#### What to work on:
Every line of the listing is to be printed again exactly.

#### Records for this exercise:
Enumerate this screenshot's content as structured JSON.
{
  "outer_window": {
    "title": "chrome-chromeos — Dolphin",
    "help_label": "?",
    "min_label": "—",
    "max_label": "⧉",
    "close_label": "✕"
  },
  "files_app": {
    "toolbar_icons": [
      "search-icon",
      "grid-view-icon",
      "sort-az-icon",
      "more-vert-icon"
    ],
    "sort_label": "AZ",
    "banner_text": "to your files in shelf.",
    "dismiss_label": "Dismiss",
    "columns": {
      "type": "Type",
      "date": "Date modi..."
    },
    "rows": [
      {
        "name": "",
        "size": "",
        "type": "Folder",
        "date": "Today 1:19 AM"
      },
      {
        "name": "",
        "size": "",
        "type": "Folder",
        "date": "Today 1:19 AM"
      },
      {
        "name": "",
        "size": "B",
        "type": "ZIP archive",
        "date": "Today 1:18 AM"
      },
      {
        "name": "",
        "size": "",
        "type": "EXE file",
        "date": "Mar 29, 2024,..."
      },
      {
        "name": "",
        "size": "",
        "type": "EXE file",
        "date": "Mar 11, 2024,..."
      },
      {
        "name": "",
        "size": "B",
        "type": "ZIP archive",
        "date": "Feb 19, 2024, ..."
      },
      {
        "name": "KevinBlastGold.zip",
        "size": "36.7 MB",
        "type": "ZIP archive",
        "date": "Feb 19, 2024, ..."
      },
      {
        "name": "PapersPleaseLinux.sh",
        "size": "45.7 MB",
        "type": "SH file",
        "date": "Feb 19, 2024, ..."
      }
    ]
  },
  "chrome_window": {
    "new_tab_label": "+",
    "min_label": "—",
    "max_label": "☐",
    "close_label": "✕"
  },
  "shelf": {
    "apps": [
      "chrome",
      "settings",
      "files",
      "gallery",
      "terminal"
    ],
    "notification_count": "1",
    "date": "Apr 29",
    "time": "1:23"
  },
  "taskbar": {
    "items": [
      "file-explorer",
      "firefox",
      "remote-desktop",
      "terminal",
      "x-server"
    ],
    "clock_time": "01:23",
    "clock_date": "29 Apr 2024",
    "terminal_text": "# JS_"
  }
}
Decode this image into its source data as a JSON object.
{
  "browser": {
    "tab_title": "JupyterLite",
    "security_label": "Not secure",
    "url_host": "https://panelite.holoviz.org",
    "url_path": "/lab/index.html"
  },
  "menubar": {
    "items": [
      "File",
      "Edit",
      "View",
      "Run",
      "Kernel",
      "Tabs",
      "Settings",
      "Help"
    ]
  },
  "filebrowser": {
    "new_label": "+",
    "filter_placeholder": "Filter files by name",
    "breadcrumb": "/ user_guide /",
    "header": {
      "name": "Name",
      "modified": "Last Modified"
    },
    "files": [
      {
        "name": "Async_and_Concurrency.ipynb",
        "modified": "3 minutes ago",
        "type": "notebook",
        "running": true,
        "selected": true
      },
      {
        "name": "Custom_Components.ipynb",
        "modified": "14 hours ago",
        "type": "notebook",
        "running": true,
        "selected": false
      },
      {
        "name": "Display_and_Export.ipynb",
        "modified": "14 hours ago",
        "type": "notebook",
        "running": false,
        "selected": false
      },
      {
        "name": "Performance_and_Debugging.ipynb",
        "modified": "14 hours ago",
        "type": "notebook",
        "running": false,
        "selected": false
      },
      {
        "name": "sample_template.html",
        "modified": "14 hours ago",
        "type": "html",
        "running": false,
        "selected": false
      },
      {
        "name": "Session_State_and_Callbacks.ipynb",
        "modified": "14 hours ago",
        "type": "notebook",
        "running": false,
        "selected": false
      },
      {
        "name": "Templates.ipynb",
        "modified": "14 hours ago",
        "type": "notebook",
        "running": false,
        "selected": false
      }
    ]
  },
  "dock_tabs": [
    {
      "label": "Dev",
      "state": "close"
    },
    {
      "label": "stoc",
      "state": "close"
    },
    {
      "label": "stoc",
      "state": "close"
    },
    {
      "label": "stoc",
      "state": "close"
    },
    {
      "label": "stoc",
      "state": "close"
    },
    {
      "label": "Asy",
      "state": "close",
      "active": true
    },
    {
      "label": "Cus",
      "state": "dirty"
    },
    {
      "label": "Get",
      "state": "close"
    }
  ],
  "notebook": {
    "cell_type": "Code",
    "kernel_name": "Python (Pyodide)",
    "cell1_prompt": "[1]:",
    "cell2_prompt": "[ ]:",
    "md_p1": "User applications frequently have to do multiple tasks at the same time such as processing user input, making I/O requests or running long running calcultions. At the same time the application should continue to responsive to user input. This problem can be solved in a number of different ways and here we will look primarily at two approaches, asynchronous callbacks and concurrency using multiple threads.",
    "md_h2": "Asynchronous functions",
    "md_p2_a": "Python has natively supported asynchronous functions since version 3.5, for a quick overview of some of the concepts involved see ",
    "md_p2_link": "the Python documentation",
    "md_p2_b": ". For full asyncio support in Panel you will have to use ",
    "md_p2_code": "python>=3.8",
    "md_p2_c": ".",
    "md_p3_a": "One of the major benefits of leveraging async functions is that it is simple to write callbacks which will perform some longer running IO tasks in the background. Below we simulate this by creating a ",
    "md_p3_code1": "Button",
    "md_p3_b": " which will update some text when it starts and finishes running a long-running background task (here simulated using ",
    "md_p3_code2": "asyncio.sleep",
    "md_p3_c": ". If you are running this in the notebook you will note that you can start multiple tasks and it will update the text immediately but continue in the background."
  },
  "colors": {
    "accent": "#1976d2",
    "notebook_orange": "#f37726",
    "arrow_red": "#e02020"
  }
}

#### Result of the exercise:
Enumerate this screenshot's content as structured JSON.
{
  "outer_window": {
    "title": "chrome-chromeos — Dolphin",
    "help_label": "?",
    "min_label": "—",
    "max_label": "⧉",
    "close_label": "✕"
  },
  "files_app": {
    "toolbar_icons": [
      "search-icon",
      "grid-view-icon",
      "sort-az-icon",
      "more-vert-icon"
    ],
    "sort_label": "AZ",
    "banner_text": "to your files in shelf.",
    "dismiss_label": "Dismiss",
    "columns": {
      "type": "Type",
      "date": "Date modi..."
    },
    "rows": [
      {
        "name": "",
        "size": "",
        "type": "Folder",
        "date": "Today 1:19 AM"
      },
      {
        "name": "",
        "size": "",
        "type": "Folder",
        "date": "Today 1:19 AM"
      },
      {
        "name": "",
        "size": "B",
        "type": "ZIP archive",
        "date": "Today 1:18 AM"
      },
      {
        "name": "",
        "size": "",
        "type": "EXE file",
        "date": "Mar 29, 2024,..."
      },
      {
        "name": "",
        "size": "",
        "type": "EXE file",
        "date": "Mar 11, 2024,..."
      },
      {
        "name": "",
        "size": "B",
        "type": "ZIP archive",
        "date": "Feb 19, 2024, ..."
      },
      {
        "name": "KevinBlastGold.zip",
        "size": "36.7 MB",
        "type": "ZIP archive",
        "date": "Feb 19, 2024, ..."
      },
      {
        "name": "PapersPleaseLinux.sh",
        "size": "45.7 MB",
        "type": "SH file",
        "date": "Feb 19, 2024, ..."
      }
    ]
  },
  "chrome_window": {
    "new_tab_label": "+",
    "min_label": "—",
    "max_label": "☐",
    "close_label": "✕"
  },
  "shelf": {
    "apps": [
      "chrome",
      "settings",
      "files",
      "gallery",
      "terminal"
    ],
    "notification_count": "1",
    "date": "Apr 29",
    "time": "1:23"
  },
  "taskbar": {
    "items": [
      "file-explorer",
      "firefox",
      "remote-desktop",
      "terminal",
      "x-server"
    ],
    "clock_time": "01:23",
    "clock_date": "29 Apr 2024",
    "terminal_text": "# JS_"
  }
}
Decode this image into its source data as a JSON object.
{
  "browser": {
    "tab_title": "JupyterLite",
    "security_label": "Not secure",
    "url_host": "https://panelite.holoviz.org",
    "url_path": "/lab/index.html"
  },
  "menubar": {
    "items": [
      "File",
      "Edit",
      "View",
      "Run",
      "Kernel",
      "Tabs",
      "Settings",
      "Help"
    ]
  },
  "filebrowser": {
    "new_label": "+",
    "filter_placeholder": "Filter files by name",
    "breadcrumb": "/ user_guide /",
    "header": {
      "name": "Name",
      "modified": "Last Modified"
    },
    "files": [
      {
        "name": "Async_and_Concurrency.ipynb",
        "modified": "3 minutes ago",
        "type": "notebook",
        "running": true,
        "selected": true
      },
      {
        "name": "Custom_Components.ipynb",
        "modified": "14 hours ago",
        "type": "notebook",
        "running": true,
        "selected": false
      },
      {
        "name": "Display_and_Export.ipynb",
        "modified": "14 hours ago",
        "type": "notebook",
        "running": false,
        "selected": false
      },
      {
        "name": "Performance_and_Debugging.ipynb",
        "modified": "14 hours ago",
        "type": "notebook",
        "running": false,
        "selected": false
      },
      {
        "name": "sample_template.html",
        "modified": "14 hours ago",
        "type": "html",
        "running": false,
        "selected": false
      },
      {
        "name": "Session_State_and_Callbacks.ipynb",
        "modified": "14 hours ago",
        "type": "notebook",
        "running": false,
        "selected": false
      },
      {
        "name": "Templates.ipynb",
        "modified": "14 hours ago",
        "type": "notebook",
        "running": false,
        "selected": false
      }
    ]
  },
  "dock_tabs": [
    {
      "label": "Dev",
      "state": "close"
    },
    {
      "label": "stoc",
      "state": "close"
    },
    {
      "label": "stoc",
      "state": "close"
    },
    {
      "label": "stoc",
      "state": "close"
    },
    {
      "label": "stoc",
      "state": "close"
    },
    {
      "label": "Asy",
      "state": "close",
      "active": true
    },
    {
      "label": "Cus",
      "state": "dirty"
    },
    {
      "label": "Get",
      "state": "close"
    }
  ],
  "notebook": {
    "cell_type": "Code",
    "kernel_name": "Python (Pyodide)",
    "cell1_prompt": "[1]:",
    "cell2_prompt": "[ ]:",
    "md_p1": "User applications frequently have to do multiple tasks at the same time such as processing user input, making I/O requests or running long running calcultions. At the same time the application should continue to responsive to user input. This problem can be solved in a number of different ways and here we will look primarily at two approaches, asynchronous callbacks and concurrency using multiple threads.",
    "md_h2": "Asynchronous functions",
    "md_p2_a": "Python has natively supported asynchronous functions since version 3.5, for a quick overview of some of the concepts involved see ",
    "md_p2_link": "the Python documentation",
    "md_p2_b": ". For full asyncio support in Panel you will have to use ",
    "md_p2_code": "python>=3.8",
    "md_p2_c": ".",
    "md_p3_a": "One of the major benefits of leveraging async functions is that it is simple to write callbacks which will perform some longer running IO tasks in the background. Below we simulate this by creating a ",
    "md_p3_code1": "Button",
    "md_p3_b": " which will update some text when it starts and finishes running a long-running background task (here simulated using ",
    "md_p3_code2": "asyncio.sleep",
    "md_p3_c": ". If you are running this in the notebook you will note that you can start multiple tasks and it will update the text immediately but continue in the background."
  },
  "colors": {
    "accent": "#1976d2",
    "notebook_orange": "#f37726",
    "arrow_red": "#e02020"
  }
}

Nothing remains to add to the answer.